TASK:
Return copies of the lines below that mention "depending".

Excerpts from an interface dataset:

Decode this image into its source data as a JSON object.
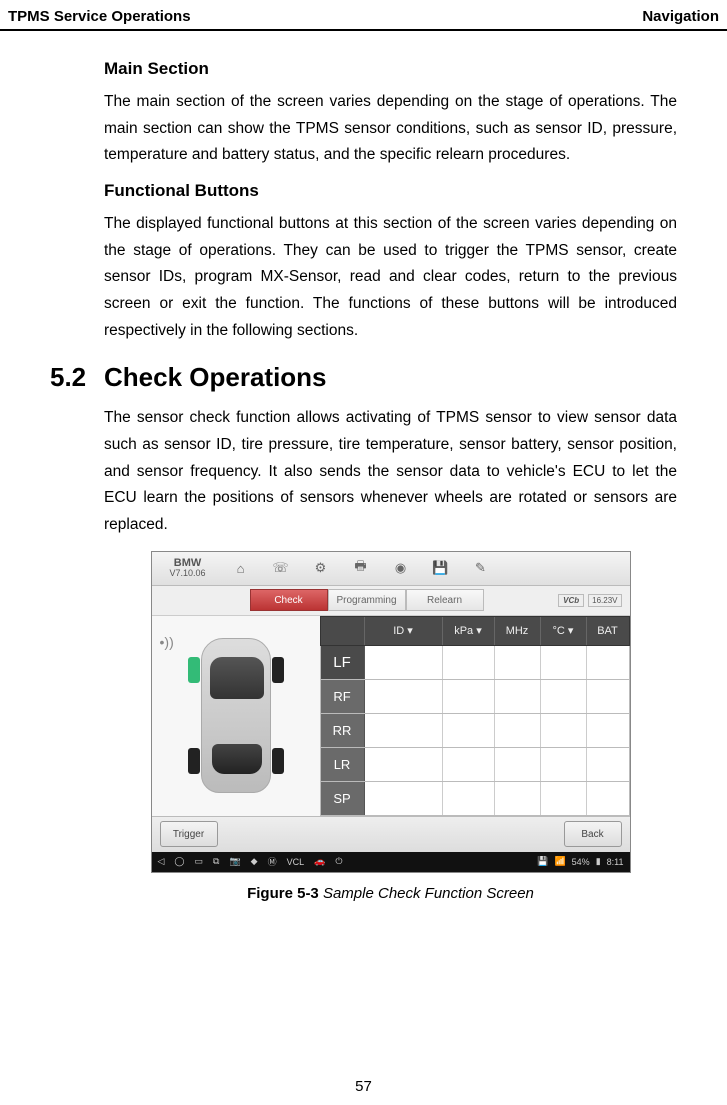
{
  "header": {
    "left": "TPMS Service Operations",
    "right": "Navigation"
  },
  "headings": {
    "main_section": "Main Section",
    "functional_buttons": "Functional Buttons"
  },
  "paragraphs": {
    "main_section": "The main section of the screen varies depending on the stage of operations. The main section can show the TPMS sensor conditions, such as sensor ID, pressure, temperature and battery status, and the specific relearn procedures.",
    "functional_buttons": "The displayed functional buttons at this section of the screen varies depending on the stage of operations. They can be used to trigger the TPMS sensor, create sensor IDs, program MX-Sensor, read and clear codes, return to the previous screen or exit the function. The functions of these buttons will be introduced respectively in the following sections.",
    "check_ops": "The sensor check function allows activating of TPMS sensor to view sensor data such as sensor ID, tire pressure, tire temperature, sensor battery, sensor position, and sensor frequency. It also sends the sensor data to vehicle's ECU to let the ECU learn the positions of sensors whenever wheels are rotated or sensors are replaced."
  },
  "section": {
    "number": "5.2",
    "title": "Check Operations"
  },
  "figure": {
    "label": "Figure 5-3",
    "caption": "Sample Check Function Screen"
  },
  "page_number": "57",
  "mock": {
    "brand_name": "BMW",
    "brand_ver": "V7.10.06",
    "tabs": {
      "check": "Check",
      "programming": "Programming",
      "relearn": "Relearn"
    },
    "vci": "VCb",
    "voltage": "16.23V",
    "columns": {
      "id": "ID ▾",
      "kpa": "kPa ▾",
      "mhz": "MHz",
      "c": "°C ▾",
      "bat": "BAT"
    },
    "rows": [
      "LF",
      "RF",
      "RR",
      "LR",
      "SP"
    ],
    "trigger": "Trigger",
    "back": "Back",
    "statusbar": {
      "car_icon": "🚗",
      "vcl": "VCL",
      "m_icon": "Ⓜ",
      "signal": "📶",
      "battery": "54%",
      "time": "8:11"
    }
  }
}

WRITTEN RESPONSE:
    "main_section": "The main section of the screen varies depending on the stage of operations. The main section can show the TPMS sensor conditions, such as sensor ID, pressure, temperature and battery status, and the specific relearn procedures.",
    "functional_buttons": "The displayed functional buttons at this section of the screen varies depending on the stage of operations. They can be used to trigger the TPMS sensor, create sensor IDs, program MX-Sensor, read and clear codes, return to the previous screen or exit the function. The functions of these buttons will be introduced respectively in the following sections.",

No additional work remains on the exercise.